» PROBLEM DETAILS
Which lines in the records below include the word "message"? Report each of them in full.

Interface dataset entries
****************************************
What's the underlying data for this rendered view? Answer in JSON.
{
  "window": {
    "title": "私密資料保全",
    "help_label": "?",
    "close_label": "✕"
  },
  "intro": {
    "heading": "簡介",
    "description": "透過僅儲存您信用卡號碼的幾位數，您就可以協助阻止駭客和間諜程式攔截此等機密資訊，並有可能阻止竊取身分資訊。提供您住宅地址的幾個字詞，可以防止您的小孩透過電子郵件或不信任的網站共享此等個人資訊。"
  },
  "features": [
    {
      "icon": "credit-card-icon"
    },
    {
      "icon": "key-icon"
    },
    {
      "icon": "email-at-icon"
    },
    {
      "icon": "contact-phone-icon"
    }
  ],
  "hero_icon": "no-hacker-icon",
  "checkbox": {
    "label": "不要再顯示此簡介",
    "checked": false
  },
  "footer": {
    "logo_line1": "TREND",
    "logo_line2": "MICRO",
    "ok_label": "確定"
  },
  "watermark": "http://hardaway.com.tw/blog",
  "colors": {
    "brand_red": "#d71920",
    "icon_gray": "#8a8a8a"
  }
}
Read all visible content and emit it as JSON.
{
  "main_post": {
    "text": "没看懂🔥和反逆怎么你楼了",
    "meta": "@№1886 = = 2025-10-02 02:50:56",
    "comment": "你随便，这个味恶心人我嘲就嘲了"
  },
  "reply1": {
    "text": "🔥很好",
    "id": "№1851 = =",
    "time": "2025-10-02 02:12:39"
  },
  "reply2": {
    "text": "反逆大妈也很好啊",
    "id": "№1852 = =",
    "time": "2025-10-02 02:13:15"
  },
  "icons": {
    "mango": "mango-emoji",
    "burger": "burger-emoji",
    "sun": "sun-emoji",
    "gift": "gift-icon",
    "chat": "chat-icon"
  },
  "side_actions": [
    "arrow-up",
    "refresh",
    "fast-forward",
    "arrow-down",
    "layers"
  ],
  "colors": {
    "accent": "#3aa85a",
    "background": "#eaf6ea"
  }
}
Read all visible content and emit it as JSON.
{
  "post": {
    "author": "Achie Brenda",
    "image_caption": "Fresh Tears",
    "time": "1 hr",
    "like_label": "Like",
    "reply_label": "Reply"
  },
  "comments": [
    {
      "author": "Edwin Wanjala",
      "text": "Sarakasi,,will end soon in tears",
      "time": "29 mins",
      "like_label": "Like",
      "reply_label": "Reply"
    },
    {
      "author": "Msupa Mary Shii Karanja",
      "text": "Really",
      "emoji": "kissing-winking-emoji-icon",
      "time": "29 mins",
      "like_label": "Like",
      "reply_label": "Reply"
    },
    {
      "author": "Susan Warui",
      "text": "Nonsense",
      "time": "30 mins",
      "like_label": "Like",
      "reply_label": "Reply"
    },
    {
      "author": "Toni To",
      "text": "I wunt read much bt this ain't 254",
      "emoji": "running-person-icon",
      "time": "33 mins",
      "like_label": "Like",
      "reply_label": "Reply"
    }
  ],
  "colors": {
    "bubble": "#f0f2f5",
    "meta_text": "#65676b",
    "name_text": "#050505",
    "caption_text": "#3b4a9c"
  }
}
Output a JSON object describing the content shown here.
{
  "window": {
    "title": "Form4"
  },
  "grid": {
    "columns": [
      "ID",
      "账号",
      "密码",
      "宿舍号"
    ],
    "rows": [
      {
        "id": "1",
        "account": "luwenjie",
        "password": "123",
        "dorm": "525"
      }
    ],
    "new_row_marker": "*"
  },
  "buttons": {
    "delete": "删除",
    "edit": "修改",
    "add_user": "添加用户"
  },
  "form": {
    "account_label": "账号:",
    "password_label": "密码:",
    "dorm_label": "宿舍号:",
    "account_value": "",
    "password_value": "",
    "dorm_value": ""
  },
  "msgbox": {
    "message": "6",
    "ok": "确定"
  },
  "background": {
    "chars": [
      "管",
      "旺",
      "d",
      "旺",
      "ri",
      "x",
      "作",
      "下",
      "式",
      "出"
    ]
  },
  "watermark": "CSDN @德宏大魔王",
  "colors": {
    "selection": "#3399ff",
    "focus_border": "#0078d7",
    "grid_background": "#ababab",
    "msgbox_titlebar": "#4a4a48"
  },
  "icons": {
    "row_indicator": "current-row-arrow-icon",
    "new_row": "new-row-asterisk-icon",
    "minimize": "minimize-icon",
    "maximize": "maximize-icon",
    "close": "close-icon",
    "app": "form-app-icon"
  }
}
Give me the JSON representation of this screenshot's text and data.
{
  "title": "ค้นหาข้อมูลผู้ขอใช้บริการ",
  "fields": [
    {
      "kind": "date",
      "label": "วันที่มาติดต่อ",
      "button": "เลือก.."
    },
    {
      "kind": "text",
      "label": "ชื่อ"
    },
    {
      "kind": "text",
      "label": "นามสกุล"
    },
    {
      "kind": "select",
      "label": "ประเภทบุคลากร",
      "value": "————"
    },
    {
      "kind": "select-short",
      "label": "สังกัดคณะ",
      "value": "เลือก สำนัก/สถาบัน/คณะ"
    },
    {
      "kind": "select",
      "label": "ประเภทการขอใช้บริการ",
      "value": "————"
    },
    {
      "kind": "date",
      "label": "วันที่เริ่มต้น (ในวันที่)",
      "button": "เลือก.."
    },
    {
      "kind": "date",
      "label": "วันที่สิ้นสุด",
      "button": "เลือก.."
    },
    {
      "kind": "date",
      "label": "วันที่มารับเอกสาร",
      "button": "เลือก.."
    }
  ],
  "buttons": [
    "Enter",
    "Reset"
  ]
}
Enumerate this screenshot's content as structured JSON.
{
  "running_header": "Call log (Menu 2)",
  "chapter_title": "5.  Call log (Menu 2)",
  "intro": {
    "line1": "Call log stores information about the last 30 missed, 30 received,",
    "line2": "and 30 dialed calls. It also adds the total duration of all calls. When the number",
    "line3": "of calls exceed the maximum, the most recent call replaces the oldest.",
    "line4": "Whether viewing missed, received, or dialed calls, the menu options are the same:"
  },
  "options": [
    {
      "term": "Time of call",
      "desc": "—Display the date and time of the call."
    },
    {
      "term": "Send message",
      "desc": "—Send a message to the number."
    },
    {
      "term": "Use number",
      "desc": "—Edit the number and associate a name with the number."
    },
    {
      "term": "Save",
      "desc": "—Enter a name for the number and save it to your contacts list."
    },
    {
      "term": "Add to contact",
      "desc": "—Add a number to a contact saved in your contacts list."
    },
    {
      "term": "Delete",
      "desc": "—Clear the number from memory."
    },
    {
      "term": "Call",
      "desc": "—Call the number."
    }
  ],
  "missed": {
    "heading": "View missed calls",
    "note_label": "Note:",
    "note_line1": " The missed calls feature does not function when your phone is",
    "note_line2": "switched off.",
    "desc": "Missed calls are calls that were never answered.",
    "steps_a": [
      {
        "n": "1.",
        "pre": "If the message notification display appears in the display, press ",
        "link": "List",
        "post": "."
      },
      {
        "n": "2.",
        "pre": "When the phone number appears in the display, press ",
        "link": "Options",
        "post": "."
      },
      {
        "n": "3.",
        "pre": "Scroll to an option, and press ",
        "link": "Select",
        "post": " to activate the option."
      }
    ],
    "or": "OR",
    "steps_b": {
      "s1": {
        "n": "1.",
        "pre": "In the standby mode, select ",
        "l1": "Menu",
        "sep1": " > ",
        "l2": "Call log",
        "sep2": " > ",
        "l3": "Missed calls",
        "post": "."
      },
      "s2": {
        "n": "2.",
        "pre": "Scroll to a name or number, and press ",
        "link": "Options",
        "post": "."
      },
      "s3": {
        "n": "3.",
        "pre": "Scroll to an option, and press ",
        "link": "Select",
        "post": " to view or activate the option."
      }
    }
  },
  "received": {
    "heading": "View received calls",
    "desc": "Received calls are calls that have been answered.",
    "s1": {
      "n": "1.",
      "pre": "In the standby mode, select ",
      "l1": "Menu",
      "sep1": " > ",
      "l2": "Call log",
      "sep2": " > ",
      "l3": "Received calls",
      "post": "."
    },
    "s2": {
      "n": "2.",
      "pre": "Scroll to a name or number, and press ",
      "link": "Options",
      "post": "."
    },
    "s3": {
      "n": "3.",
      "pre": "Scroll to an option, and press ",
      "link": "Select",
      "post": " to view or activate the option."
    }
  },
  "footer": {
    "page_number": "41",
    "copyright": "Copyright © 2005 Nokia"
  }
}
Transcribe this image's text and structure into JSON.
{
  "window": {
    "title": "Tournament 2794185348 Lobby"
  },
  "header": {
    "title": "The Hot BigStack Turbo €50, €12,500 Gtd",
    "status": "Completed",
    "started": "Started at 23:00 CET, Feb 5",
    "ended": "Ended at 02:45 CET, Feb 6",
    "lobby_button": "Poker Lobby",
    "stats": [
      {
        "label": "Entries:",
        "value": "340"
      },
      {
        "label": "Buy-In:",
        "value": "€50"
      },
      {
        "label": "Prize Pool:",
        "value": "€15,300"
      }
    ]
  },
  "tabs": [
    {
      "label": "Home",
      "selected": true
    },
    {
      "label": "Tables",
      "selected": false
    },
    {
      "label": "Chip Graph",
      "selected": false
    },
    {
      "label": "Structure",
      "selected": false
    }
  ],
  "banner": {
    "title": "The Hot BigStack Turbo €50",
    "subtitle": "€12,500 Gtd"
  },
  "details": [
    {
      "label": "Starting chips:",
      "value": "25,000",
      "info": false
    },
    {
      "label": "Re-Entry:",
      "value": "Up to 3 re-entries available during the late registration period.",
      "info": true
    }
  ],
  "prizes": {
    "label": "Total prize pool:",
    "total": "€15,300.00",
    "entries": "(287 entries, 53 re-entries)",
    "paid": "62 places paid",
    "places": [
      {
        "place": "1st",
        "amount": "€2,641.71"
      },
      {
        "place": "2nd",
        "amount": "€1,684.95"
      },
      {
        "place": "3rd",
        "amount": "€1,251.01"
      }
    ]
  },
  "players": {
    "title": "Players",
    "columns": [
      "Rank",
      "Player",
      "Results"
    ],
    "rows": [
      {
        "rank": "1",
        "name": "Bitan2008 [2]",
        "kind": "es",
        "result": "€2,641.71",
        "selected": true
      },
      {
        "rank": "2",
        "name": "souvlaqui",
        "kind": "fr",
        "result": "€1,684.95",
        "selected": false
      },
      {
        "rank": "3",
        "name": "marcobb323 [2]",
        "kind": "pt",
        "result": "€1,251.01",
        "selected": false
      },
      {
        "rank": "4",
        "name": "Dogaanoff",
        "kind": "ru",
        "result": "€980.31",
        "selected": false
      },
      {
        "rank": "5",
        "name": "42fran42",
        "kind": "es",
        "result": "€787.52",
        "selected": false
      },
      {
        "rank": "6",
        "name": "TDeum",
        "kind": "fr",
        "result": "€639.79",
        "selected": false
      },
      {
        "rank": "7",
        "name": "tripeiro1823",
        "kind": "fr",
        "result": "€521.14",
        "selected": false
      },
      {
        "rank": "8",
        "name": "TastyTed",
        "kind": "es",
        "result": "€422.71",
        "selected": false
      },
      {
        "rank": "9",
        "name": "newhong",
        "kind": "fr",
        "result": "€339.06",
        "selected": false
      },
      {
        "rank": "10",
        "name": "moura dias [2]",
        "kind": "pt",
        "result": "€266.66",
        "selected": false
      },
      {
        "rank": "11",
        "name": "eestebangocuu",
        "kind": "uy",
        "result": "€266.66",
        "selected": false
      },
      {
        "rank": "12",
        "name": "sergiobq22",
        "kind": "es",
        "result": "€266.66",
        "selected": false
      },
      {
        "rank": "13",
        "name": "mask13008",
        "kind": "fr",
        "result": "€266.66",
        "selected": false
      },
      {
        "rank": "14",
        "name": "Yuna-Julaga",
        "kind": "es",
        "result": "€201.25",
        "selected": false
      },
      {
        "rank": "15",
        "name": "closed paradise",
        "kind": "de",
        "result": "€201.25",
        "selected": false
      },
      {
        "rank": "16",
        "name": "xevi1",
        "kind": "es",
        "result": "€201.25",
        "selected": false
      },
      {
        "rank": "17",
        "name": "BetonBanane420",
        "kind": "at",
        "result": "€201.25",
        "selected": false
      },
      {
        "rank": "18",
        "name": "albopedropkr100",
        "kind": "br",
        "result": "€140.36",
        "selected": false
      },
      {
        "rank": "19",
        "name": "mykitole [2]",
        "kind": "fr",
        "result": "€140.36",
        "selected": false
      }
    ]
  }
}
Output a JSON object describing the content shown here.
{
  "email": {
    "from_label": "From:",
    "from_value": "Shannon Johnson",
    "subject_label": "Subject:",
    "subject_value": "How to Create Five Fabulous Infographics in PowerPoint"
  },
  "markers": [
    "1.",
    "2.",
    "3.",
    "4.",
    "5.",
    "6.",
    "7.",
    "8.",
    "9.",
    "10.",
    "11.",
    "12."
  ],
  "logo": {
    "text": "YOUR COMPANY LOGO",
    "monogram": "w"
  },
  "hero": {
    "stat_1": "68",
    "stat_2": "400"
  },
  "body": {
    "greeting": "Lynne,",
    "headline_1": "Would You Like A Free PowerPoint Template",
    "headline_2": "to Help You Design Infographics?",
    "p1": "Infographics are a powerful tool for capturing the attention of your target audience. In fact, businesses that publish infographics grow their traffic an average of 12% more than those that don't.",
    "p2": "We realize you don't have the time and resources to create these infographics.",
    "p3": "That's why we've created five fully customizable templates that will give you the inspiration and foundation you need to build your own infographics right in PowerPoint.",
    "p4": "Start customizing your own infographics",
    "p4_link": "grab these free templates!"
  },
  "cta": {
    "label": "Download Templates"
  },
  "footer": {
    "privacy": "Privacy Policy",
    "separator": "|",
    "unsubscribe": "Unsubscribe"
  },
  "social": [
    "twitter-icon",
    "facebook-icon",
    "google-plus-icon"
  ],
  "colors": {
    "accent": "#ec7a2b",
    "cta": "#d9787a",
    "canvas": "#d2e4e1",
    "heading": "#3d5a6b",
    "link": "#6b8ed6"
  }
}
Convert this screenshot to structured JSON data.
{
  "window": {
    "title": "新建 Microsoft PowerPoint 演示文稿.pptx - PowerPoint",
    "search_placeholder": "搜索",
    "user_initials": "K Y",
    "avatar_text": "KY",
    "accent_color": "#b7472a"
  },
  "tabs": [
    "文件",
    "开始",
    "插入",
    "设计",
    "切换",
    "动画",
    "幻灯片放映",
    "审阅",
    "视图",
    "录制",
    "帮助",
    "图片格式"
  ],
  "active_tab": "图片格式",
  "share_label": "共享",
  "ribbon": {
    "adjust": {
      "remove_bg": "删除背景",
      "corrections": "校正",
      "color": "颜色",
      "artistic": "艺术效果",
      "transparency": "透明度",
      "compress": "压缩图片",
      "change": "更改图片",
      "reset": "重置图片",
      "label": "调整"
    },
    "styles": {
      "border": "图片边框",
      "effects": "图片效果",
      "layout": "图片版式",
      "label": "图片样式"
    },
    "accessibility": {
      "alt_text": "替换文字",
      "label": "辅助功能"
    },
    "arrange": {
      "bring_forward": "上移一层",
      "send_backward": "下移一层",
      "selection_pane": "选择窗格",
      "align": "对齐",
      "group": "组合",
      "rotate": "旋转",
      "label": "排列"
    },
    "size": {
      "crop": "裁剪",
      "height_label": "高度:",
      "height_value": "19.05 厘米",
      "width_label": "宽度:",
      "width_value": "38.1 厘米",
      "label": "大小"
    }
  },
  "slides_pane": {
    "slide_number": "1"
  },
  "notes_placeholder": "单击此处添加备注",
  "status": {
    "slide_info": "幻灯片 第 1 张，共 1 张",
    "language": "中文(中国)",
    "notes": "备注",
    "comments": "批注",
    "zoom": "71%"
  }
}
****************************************
» RESPONSE FOR THIS EXERCISE
    "message": "6",
      "term": "Send message",
      "desc": "—Send a message to the number."
        "pre": "If the message notification display appears in the display, press ",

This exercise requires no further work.